This holiday season, teachers and students will officially have permission to wish each other “Merry Christmas” — or the traditional greeting of their choice — in Texas public schools.
Flanked by high school cheerleaders who recently fought a legal battle to carry banners with Bible verses on them at athletic events, Gov. Rick Perry ceremonially signed legislation Thursday clarifying that school districts can acknowledge traditional winter celebrations.
“The holidays are coming early this year,” for students of all faiths “who want to freely express the simplest of appropriate greetings during holy days,” said Perry Read more…
Impassioned testimony and heated exchanges between senators marked the first hearing on abortion measures of the special session.
The Senate Health and Human Services Committee on Thursday afternoon took up Senate Bill 5, which would ban most abortions after 20 weeks of pregnancy, require that surgical abortions be administered in ambulatory surgical centers, make doctors who perform abortions have admitting procedures at nearby hospitals, and require doctors who administer abortion-inducing drugs to do so in person.
During the 83rd legislative session, lawmakers worked together with such collegiality and bipartisanship that some observers began calling it the “Kumbaya Session.”
Gov. Rick Perry has ensured no one will affix that label to the current special session — and maybe to a second one, if it comes to that.
The state’s longest-serving governor called the current 30-day session at the end of last month for the redrawing of the political boundaries. The redistricting process already is dragging out longer than proponents said it would, and it has led to predictable sparring between the two major parties. Read more…
For higher education followers, one of the great lingering mysteries of the 83rd session is the fate of a special committee that was formed to look into governance issues at the University of Texas System.
Shortly after midnight on February 19, Lt. Gov. David Dewhurst, who earlier that day had given a teary defense of University of Texas at Austin President Bill Powers on the Senate floor, sent a scathing text to UT System Regent Alex Cranberg.
“You have disappointed me,” he wrote, under the impression, which he later walked back, that regents had been spreading anonymous rumors about Powers. “I tried to help you. Based on what I heard this evening, you and [fellow regent Wallace Hall] are about to have the wood applied to you.”
The following day, Dewhurst and Speaker Joe Straus, R-San Antonio, renewed the Joint Oversight Committee on Higher Education Governance, Excellence and Transparency — the presumed venue for that spanking. Read more…
Leo Linbeck Jr., the Houston construction magnate who co-founded Texans for Lawsuit Reform to transform the state’s tort laws, died Saturday morning, according to his son, Leo Linbeck III. Born in Dallas in August 1934, he was 78.

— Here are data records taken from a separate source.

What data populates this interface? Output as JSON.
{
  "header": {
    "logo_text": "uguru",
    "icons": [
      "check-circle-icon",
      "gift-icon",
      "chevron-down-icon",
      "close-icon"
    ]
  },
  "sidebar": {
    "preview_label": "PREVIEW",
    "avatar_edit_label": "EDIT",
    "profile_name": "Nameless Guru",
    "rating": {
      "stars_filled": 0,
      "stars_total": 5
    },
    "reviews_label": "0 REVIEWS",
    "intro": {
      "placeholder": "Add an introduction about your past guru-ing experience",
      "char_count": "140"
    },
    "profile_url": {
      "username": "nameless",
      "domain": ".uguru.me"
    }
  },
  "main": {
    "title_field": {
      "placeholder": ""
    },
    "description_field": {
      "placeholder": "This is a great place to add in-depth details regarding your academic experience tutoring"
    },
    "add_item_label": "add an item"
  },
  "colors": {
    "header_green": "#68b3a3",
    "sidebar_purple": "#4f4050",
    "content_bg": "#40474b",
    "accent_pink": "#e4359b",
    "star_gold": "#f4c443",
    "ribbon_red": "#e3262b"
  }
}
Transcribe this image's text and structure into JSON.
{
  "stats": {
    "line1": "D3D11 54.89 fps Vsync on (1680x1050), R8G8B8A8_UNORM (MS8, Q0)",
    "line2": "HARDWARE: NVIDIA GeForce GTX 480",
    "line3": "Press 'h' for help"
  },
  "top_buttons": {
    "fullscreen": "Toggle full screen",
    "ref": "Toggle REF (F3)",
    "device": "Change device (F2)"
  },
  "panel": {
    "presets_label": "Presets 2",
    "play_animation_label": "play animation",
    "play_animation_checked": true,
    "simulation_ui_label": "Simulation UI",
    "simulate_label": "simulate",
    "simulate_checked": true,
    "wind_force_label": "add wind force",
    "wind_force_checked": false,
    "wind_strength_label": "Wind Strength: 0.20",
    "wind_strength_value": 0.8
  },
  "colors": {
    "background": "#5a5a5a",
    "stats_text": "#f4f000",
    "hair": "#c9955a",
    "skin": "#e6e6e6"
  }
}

Linbeck was one of several Houston businessmen who started TLR in the mid-1990s to limit the scope and profitability of civil lawsuits in the state and the U.S. The group became a major force in Texas politics at the same time, generally but not exclusively favoring Republican candidates for statewide and legislative offices and, more recently, branching into other issues like public education. In 2011, Linbeck described TLR’s inception in a speech uploaded to the group’s website. Read more…